**Exercise details**
Line by line, please look for the word "cloud" in the following records, then copy each line you find it in.

**Dataset records**
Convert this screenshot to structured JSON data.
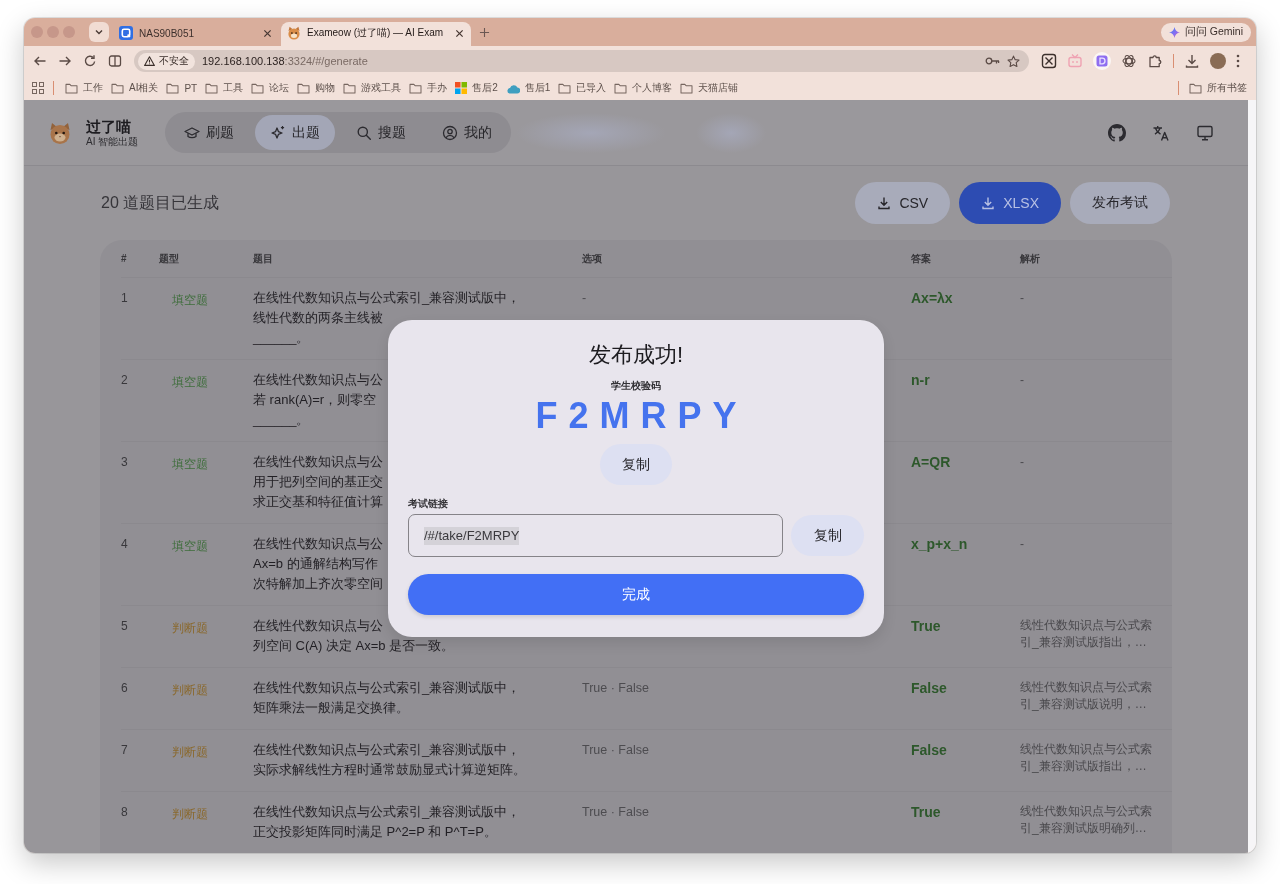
{
  "browser": {
    "tabs": [
      {
        "title": "NAS90B051",
        "selected": false
      },
      {
        "title": "Exameow (过了喵) — AI Exam",
        "selected": true
      }
    ],
    "gemini_button": "问问 Gemini",
    "security_chip": "不安全",
    "url": {
      "host": "192.168.100.138",
      "path": ":3324/#/generate"
    },
    "bookmarks": [
      {
        "label": "工作",
        "kind": "folder"
      },
      {
        "label": "AI相关",
        "kind": "folder"
      },
      {
        "label": "PT",
        "kind": "folder"
      },
      {
        "label": "工具",
        "kind": "folder"
      },
      {
        "label": "论坛",
        "kind": "folder"
      },
      {
        "label": "购物",
        "kind": "folder"
      },
      {
        "label": "游戏工具",
        "kind": "folder"
      },
      {
        "label": "手办",
        "kind": "folder"
      },
      {
        "label": "售后2",
        "kind": "windows"
      },
      {
        "label": "售后1",
        "kind": "cloud"
      },
      {
        "label": "已导入",
        "kind": "folder"
      },
      {
        "label": "个人博客",
        "kind": "folder"
      },
      {
        "label": "天猫店铺",
        "kind": "folder"
      }
    ],
    "all_bookmarks": "所有书签"
  },
  "app_header": {
    "brand": {
      "name": "过了喵",
      "tagline": "AI 智能出题"
    },
    "nav": [
      {
        "label": "刷题",
        "kind": "practice",
        "selected": false
      },
      {
        "label": "出题",
        "kind": "generate",
        "selected": true
      },
      {
        "label": "搜题",
        "kind": "search",
        "selected": false
      },
      {
        "label": "我的",
        "kind": "profile",
        "selected": false
      }
    ]
  },
  "summary": "20 道题目已生成",
  "actions": [
    {
      "label": "CSV",
      "kind": "download",
      "primary": false
    },
    {
      "label": "XLSX",
      "kind": "download",
      "primary": true
    },
    {
      "label": "发布考试",
      "kind": "plain",
      "primary": false
    }
  ],
  "table": {
    "columns": [
      "#",
      "题型",
      "题目",
      "选项",
      "答案",
      "解析"
    ],
    "rows": [
      {
        "number": "1",
        "kind": "fill",
        "type": "填空题",
        "question": [
          "在线性代数知识点与公式索引_兼容测试版中，",
          "线性代数的两条主线被",
          "______。"
        ],
        "options": "-",
        "answer": "Ax=λx",
        "explanation": "-"
      },
      {
        "number": "2",
        "kind": "fill",
        "type": "填空题",
        "question": [
          "在线性代数知识点与公",
          "若 rank(A)=r，则零空",
          "______。"
        ],
        "answer": "n-r",
        "explanation": "-"
      },
      {
        "number": "3",
        "kind": "fill",
        "type": "填空题",
        "question": [
          "在线性代数知识点与公",
          "用于把列空间的基正交",
          "求正交基和特征值计算"
        ],
        "answer": "A=QR",
        "explanation": "-"
      },
      {
        "number": "4",
        "kind": "fill",
        "type": "填空题",
        "question": [
          "在线性代数知识点与公",
          "Ax=b 的通解结构写作",
          "次特解加上齐次零空间"
        ],
        "answer": "x_p+x_n",
        "explanation": "-"
      },
      {
        "number": "5",
        "kind": "judge",
        "type": "判断题",
        "question": [
          "在线性代数知识点与公",
          "列空间 C(A) 决定 Ax=b 是否一致。"
        ],
        "answer": "True",
        "explanation": "线性代数知识点与公式索引_兼容测试版指出，…"
      },
      {
        "number": "6",
        "kind": "judge",
        "type": "判断题",
        "question": [
          "在线性代数知识点与公式索引_兼容测试版中，矩阵乘法一般满足交换律。"
        ],
        "options": "True · False",
        "answer": "False",
        "explanation": "线性代数知识点与公式索引_兼容测试版说明，…"
      },
      {
        "number": "7",
        "kind": "judge",
        "type": "判断题",
        "question": [
          "在线性代数知识点与公式索引_兼容测试版中，实际求解线性方程时通常鼓励显式计算逆矩阵。"
        ],
        "options": "True · False",
        "answer": "False",
        "explanation": "线性代数知识点与公式索引_兼容测试版指出，…"
      },
      {
        "number": "8",
        "kind": "judge",
        "type": "判断题",
        "question": [
          "在线性代数知识点与公式索引_兼容测试版中，正交投影矩阵同时满足 P^2=P 和 P^T=P。"
        ],
        "options": "True · False",
        "answer": "True",
        "explanation": "线性代数知识点与公式索引_兼容测试版明确列…"
      }
    ]
  },
  "dialog": {
    "title": "发布成功!",
    "code_label": "学生校验码",
    "code": "F2MRPY",
    "copy_code": "复制",
    "link_label": "考试链接",
    "link": "/#/take/F2MRPY",
    "link_selected": true,
    "copy_link": "复制",
    "done": "完成"
  }
}
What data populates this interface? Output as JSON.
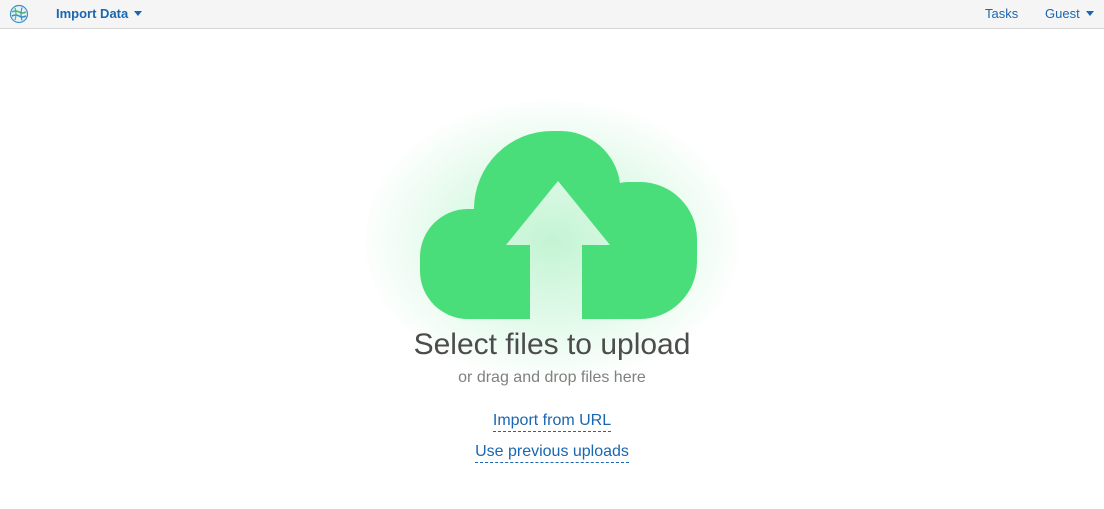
{
  "navbar": {
    "logo_icon": "globe-logo-icon",
    "import_menu_label": "Import Data",
    "tasks_label": "Tasks",
    "user_menu_label": "Guest",
    "link_color": "#1a66b0"
  },
  "upload": {
    "icon": "cloud-upload-icon",
    "icon_color": "#4ade7a",
    "title": "Select files to upload",
    "subtitle": "or drag and drop files here",
    "import_url_label": "Import from URL",
    "previous_uploads_label": "Use previous uploads"
  }
}
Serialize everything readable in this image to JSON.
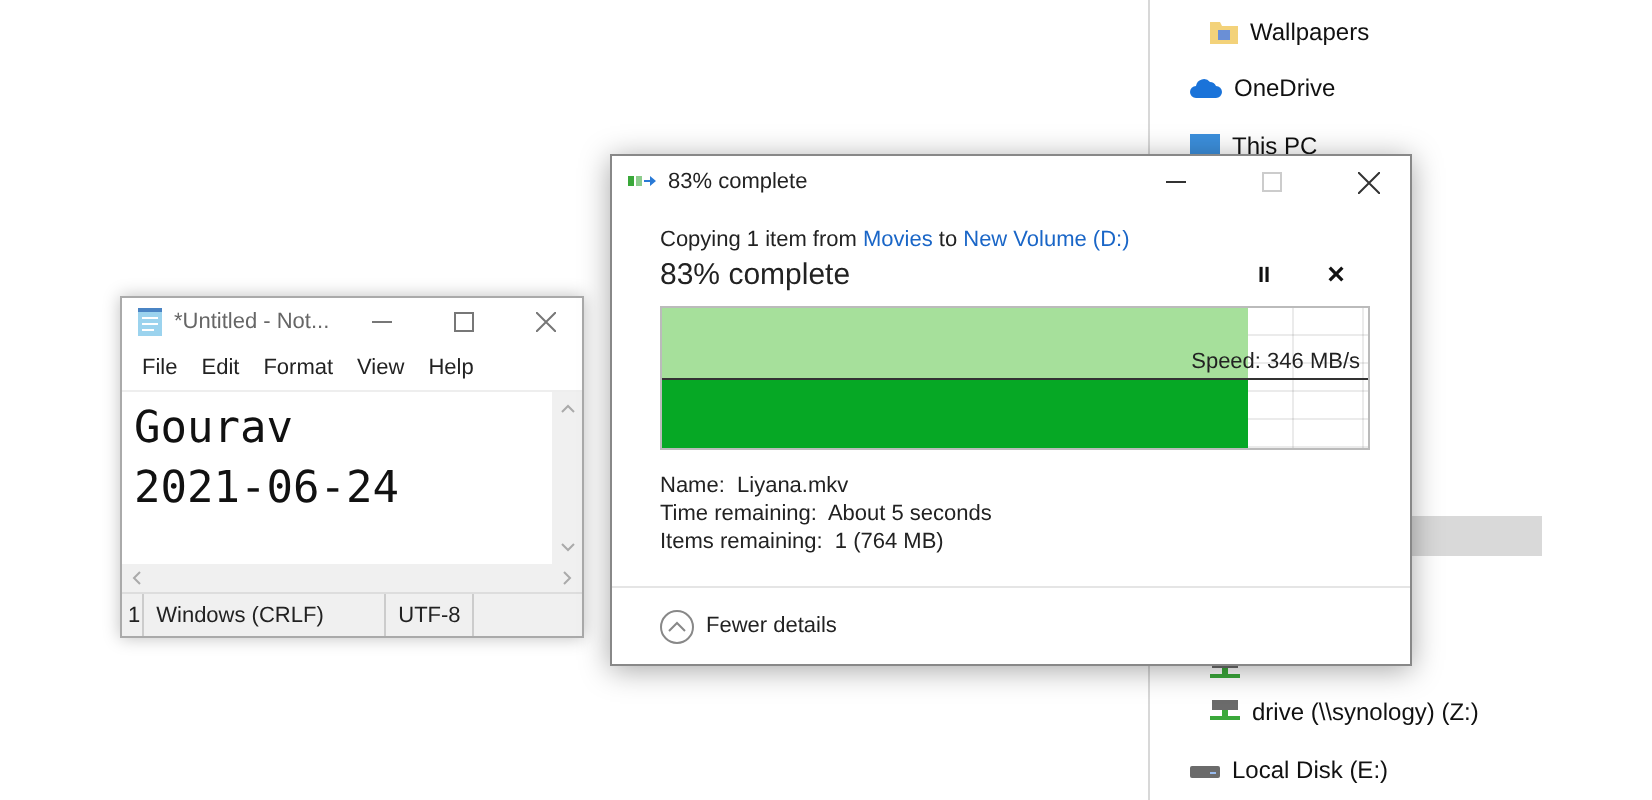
{
  "explorer": {
    "nav_items": [
      {
        "kind": "folder",
        "label": "Wallpapers"
      },
      {
        "kind": "cloud",
        "label": "OneDrive"
      },
      {
        "kind": "pc",
        "label": "This PC"
      },
      {
        "kind": "highlight",
        "selected": true
      },
      {
        "kind": "netdrive"
      },
      {
        "kind": "netdrive",
        "label": "drive (\\\\synology) (Z:)"
      },
      {
        "kind": "disk",
        "label": "Local Disk (E:)"
      }
    ]
  },
  "notepad": {
    "title": "*Untitled - Not...",
    "menu": [
      "File",
      "Edit",
      "Format",
      "View",
      "Help"
    ],
    "lines": [
      "Gourav",
      "2021-06-24"
    ],
    "status": [
      "1",
      "Windows (CRLF)",
      "UTF-8"
    ]
  },
  "copy_dialog": {
    "title": "83% complete",
    "summary": {
      "prefix": "Copying 1 item from",
      "source": "Movies",
      "middle": "to",
      "destination": "New Volume (D:)"
    },
    "heading": "83% complete",
    "pause": "II",
    "cancel": "×",
    "progress": {
      "level": 0.83,
      "speed": "Speed: 346 MB/s"
    },
    "details": [
      {
        "label": "Name:",
        "value": "Liyana.mkv"
      },
      {
        "label": "Time remaining:",
        "value": "About 5 seconds"
      },
      {
        "label": "Items remaining:",
        "value": "1 (764 MB)"
      }
    ],
    "toggle": "Fewer details"
  }
}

**Response to the exercise**
        "kind": "cloud"
    "icon": "cloud-upload-icon",
        "kind": "cloud",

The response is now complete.